Nerd Fitness is a blog I have followed and enjoyed for its approach to real life health and wellness. It’s a space where the “rules” are about fun, non-judgment, and finding what works for you and your goals, not what the latest media trend says all people should do. Last year for the first time, they put together a fall camp where members of the virtual community could come together in real life to work out, eat healthy food, have fun, and learn. It intrigued me but ultimately, the fact that I couldn’t afford it served as a wonderfully convenient excuse to disguise all my fear and anxiety about possibly going to something like this.
When they announced they would do it again this year, I put it on my giftbug wish list assuming it would just sit there, and nothing would ever come of it.
Then my parents asked me if it was something I really wanted to do, and all the fear and anxiety and HOLYSEPTEMBER of it all came flooding back. Perhaps that flood blocked out my memory of what happened next, but somehow, I said yes. And then I was signed up. And then I was in a Camp FB group with 200+ really enthusiastic people constantly sharing screenshots of their countdown apps with lots of exclamation points.
So, it’s happening. In the 9 or so months since I signed up, I don’t think I’ve been what one might call excited even once. Scratch that: The day they announced that Michelle Tam of Nom Nom Paleo would be one of the camp counselors, I was excited for at least an hour.
And when I say I’m not excited, I’m not saying I’m dreading it, or at least I’m trying not to say that, but whoboy is this a freaking LEAP for me.
A) I don’t know any of these 300 people. Not a single one of them is even coming from the Pittsburgh area.
B) I’m an introvert. Like whoa. Thank bejeezus my parents sprung for me to have my own room.
C) I hate flying. I specifically hate flying without N.
D) As it turns out, I’m not really that much of a nerd. The folks in the FB group are always talking about movies, superheroes, games, etc that I don’t understand either because I’ve never heard of them or never seen them (or, let’s be honest, don’t care about them.) I’ve been sitting off in my FB corner for the last several months thinking, “uhm, I, uhm, I like Game of Thrones…”
E) Perhaps the biggest leap of this whole endeavor is that I did not ask my parents also to send N with me. Not only is he my buffer against the obnoxious world of airline travel, but he’s my introverted social safety blanket. He knows me. He gets me. Going to things with all new people here at home, let alone 500+ miles away from home, is just not something I normally do.
For me, the responses of “don’t stress” “let it go” “this is the most welcoming place ever” and “you’ll be fine” in the face of my anxiety and nerves, just don’t do it for me. I’m not worried about being judged, not fitting in, not being welcomed (truth be told, I’m a little scared of how welcoming it seems.) I’m just taking a huge leap and have some very Sam-like feelings about it. I’m not letting the feelings stop me from taking the leap or stop me from focusing on the things I know I’m looking forward to (see hiking, yoga, and of course, meeting Michelle Tam.) But these intended words of comfort come across to me as a little “don’t feel the way you feel,” a little invalidating.
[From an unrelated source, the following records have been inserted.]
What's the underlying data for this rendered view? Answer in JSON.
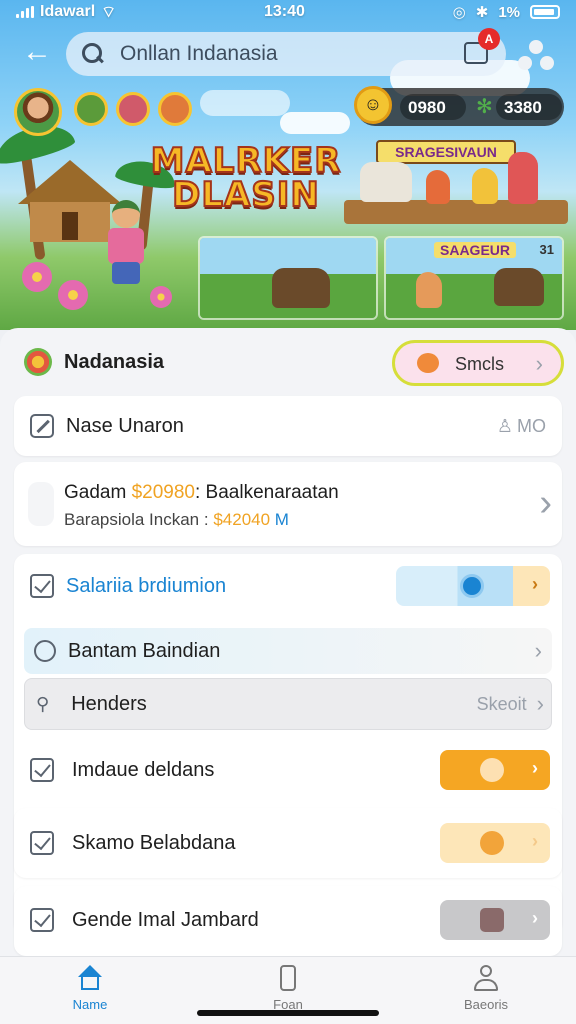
{
  "status_bar": {
    "carrier": "Idawarl",
    "time": "13:40",
    "battery_text": "1%"
  },
  "top_bar": {
    "search_text": "Onllan Indanasia",
    "notification_badge": "A"
  },
  "hero": {
    "currency_1": "0980",
    "currency_2": "3380",
    "game_title_line1": "MALRKER",
    "game_title_line2": "DLASIN",
    "banner_text": "SRAGESIVAUN",
    "thumb_label": "SAAGEUR",
    "thumb_label_number": "31"
  },
  "list": {
    "header_title": "Nadanasia",
    "header_button": "Smcls",
    "row1_label": "Nase Unaron",
    "row1_meta": "MO",
    "info_line1_prefix": "Gadam",
    "info_line1_value": "$20980",
    "info_line1_suffix": ": Baalkenaraatan",
    "info_line2_prefix": "Barapsiola Inckan :",
    "info_line2_value": "$42040",
    "info_line2_suffix": "M",
    "row2_label": "Salariia brdiumion",
    "row3_label": "Bantam Baindian",
    "row4_label": "Henders",
    "row4_meta": "Skeoit",
    "row5_label": "Imdaue deldans",
    "row6_label": "Skamo Belabdana",
    "row7_label": "Gende Imal Jambard"
  },
  "bottom_nav": {
    "item1": "Name",
    "item2": "Foan",
    "item3": "Baeoris"
  },
  "colors": {
    "accent_blue": "#1a84d2",
    "orange": "#f5a623",
    "toggle_light_orange": "#fde6b8",
    "toggle_grey": "#c8c8ca",
    "pink_button": "#fbe1ec",
    "highlight_ring": "#d6de3a"
  }
}
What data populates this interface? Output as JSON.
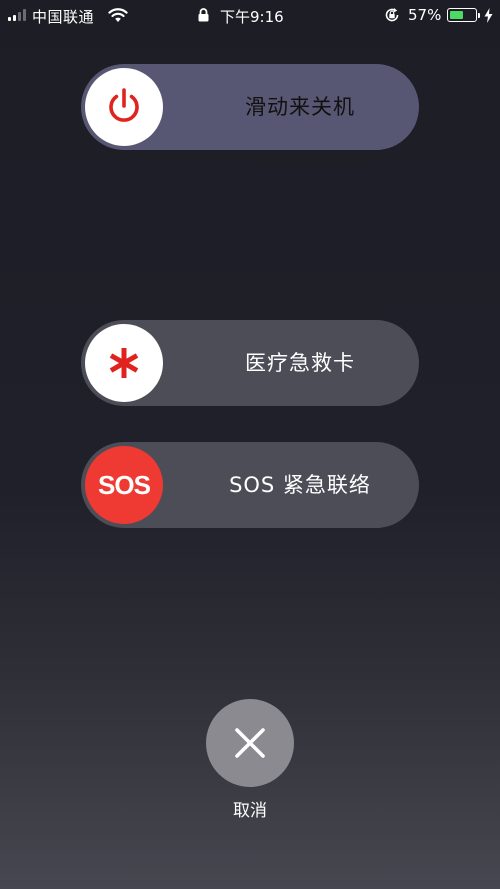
{
  "status_bar": {
    "carrier": "中国联通",
    "time": "下午9:16",
    "battery_percent": "57%",
    "battery_level": 0.57,
    "signal_bars_filled": 2,
    "signal_bars_total": 4,
    "icons": [
      "signal-icon",
      "wifi-icon",
      "lock-icon",
      "orientation-lock-icon",
      "battery-icon",
      "charging-bolt-icon"
    ]
  },
  "power_slider": {
    "label": "滑动来关机",
    "icon": "power-icon",
    "accent_color": "#e0231f"
  },
  "medical_slider": {
    "label": "医疗急救卡",
    "icon": "asterisk-icon",
    "accent_color": "#e0231f"
  },
  "sos_slider": {
    "knob_text": "SOS",
    "label": "SOS 紧急联络",
    "knob_color": "#ee3a33"
  },
  "cancel": {
    "label": "取消",
    "icon": "close-icon"
  }
}
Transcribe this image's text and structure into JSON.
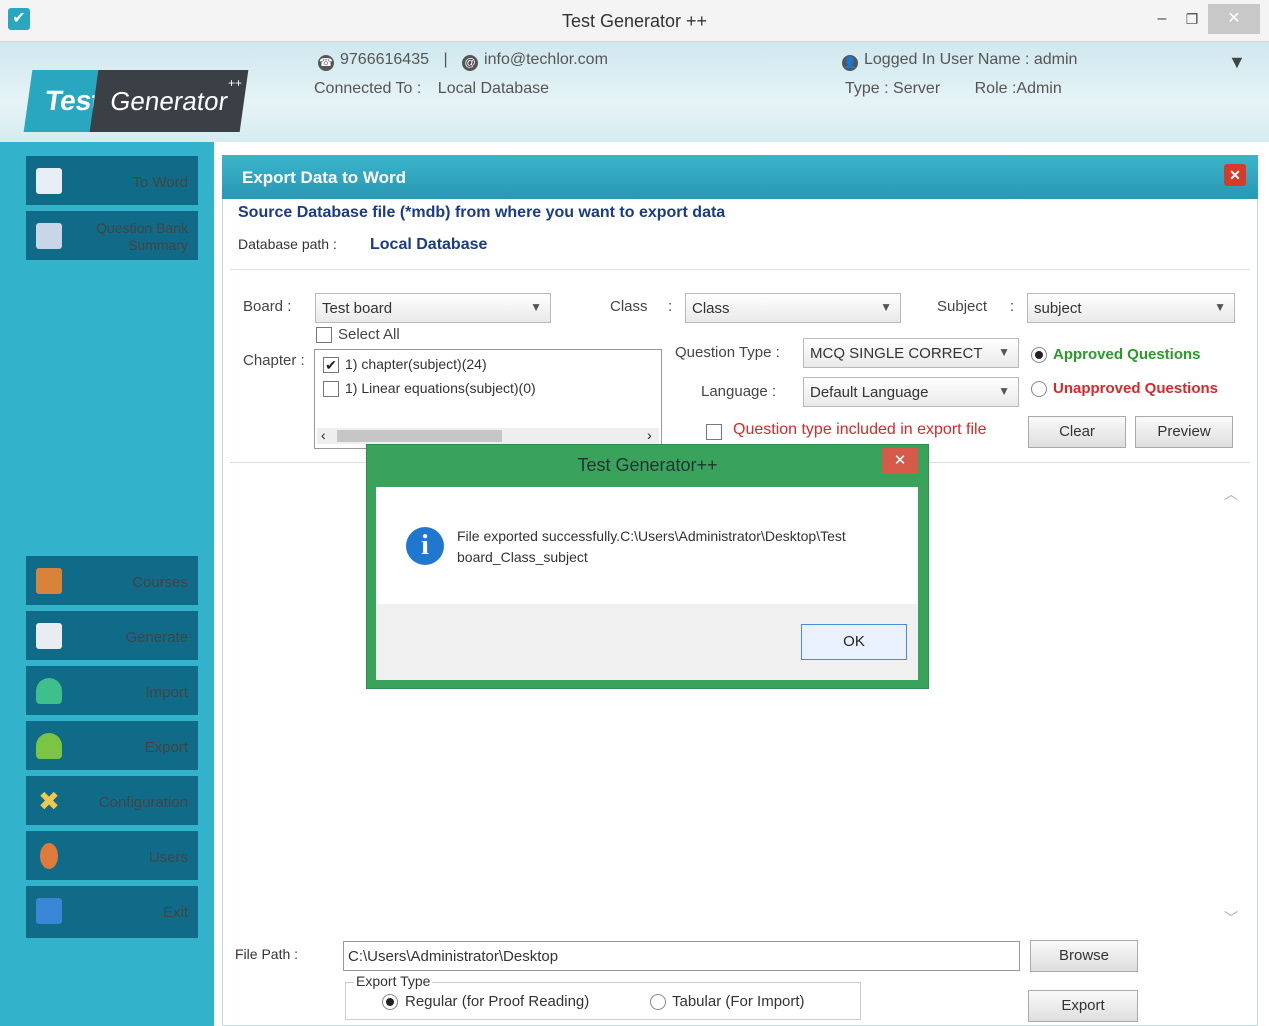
{
  "window": {
    "title": "Test Generator ++",
    "min": "–",
    "max": "❐",
    "close": "✕"
  },
  "header": {
    "logo_test": "Test",
    "logo_generator": "Generator",
    "logo_sup": "++",
    "phone": "9766616435",
    "separator": "|",
    "email": "info@techlor.com",
    "connected_label": "Connected To :",
    "connected_value": "Local Database",
    "logged_in": "Logged In User Name : admin",
    "type": "Type : Server",
    "role": "Role :Admin",
    "menu_arrow": "▼"
  },
  "sidebar": {
    "top_items": [
      {
        "label": "To Word"
      },
      {
        "label": "Question Bank Summary"
      }
    ],
    "bottom_items": [
      {
        "label": "Courses"
      },
      {
        "label": "Generate"
      },
      {
        "label": "Import"
      },
      {
        "label": "Export"
      },
      {
        "label": "Configuration"
      },
      {
        "label": "Users"
      },
      {
        "label": "Exit"
      }
    ]
  },
  "panel": {
    "title": "Export Data to Word",
    "close": "✕",
    "source_heading": "Source Database file (*mdb) from where you want to export data",
    "db_path_label": "Database path :",
    "db_path_value": "Local Database",
    "board_label": "Board :",
    "board_value": "Test board",
    "class_label": "Class",
    "class_sep": ":",
    "class_value": "Class",
    "subject_label": "Subject",
    "subject_sep": ":",
    "subject_value": "subject",
    "select_all": "Select All",
    "chapter_label": "Chapter :",
    "chapters": [
      {
        "label": "1) chapter(subject)(24)",
        "checked": "✔"
      },
      {
        "label": "1) Linear equations(subject)(0)",
        "checked": ""
      }
    ],
    "qtype_label": "Question Type  :",
    "qtype_value": "MCQ SINGLE CORRECT",
    "language_label": "Language  :",
    "language_value": "Default Language",
    "approved": "Approved Questions",
    "unapproved": "Unapproved Questions",
    "qtype_included": "Question type included in export file",
    "clear_btn": "Clear",
    "preview_btn": "Preview",
    "file_path_label": "File Path :",
    "file_path_value": "C:\\Users\\Administrator\\Desktop",
    "browse_btn": "Browse",
    "export_type_label": "Export Type",
    "regular": "Regular (for Proof Reading)",
    "tabular": "Tabular (For Import)",
    "export_btn": "Export",
    "scroll_up": "︿",
    "scroll_down": "﹀",
    "hscroll_left": "‹",
    "hscroll_right": "›"
  },
  "dialog": {
    "title": "Test Generator++",
    "close": "✕",
    "icon": "i",
    "message": "File exported successfully.C:\\Users\\Administrator\\Desktop\\Test board_Class_subject",
    "ok": "OK"
  },
  "colors": {
    "accent": "#33b3cb",
    "sidebar_item": "#0f6b88",
    "dialog_frame": "#3aa35b",
    "approved": "#2a9a2a",
    "unapproved": "#d8282a"
  }
}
When I finally got the gumption up to say this yesterday, “I totally appreciate your encouragement but these comments can be a bit invalidating. I know it’s not intended, but maybe it’s a perspective to consider,” I got a flurry of defensiveness. (Edit to Add: Since writing this, I’ve gotten a couple non-defensive comments indicating that at least a few people “get it.”) Maybe I’m not explaining my feelings clearly enough on screen. *Gasp* Maybe I’m not as good of a written communicator as I think I am, ruh-roh. Maybe people need to chill on the concept of needing to fix the feelings of others with platitudes.
Or maybe I should just shut up, ignore the ill-advised words of comfort, and take the freaking leap.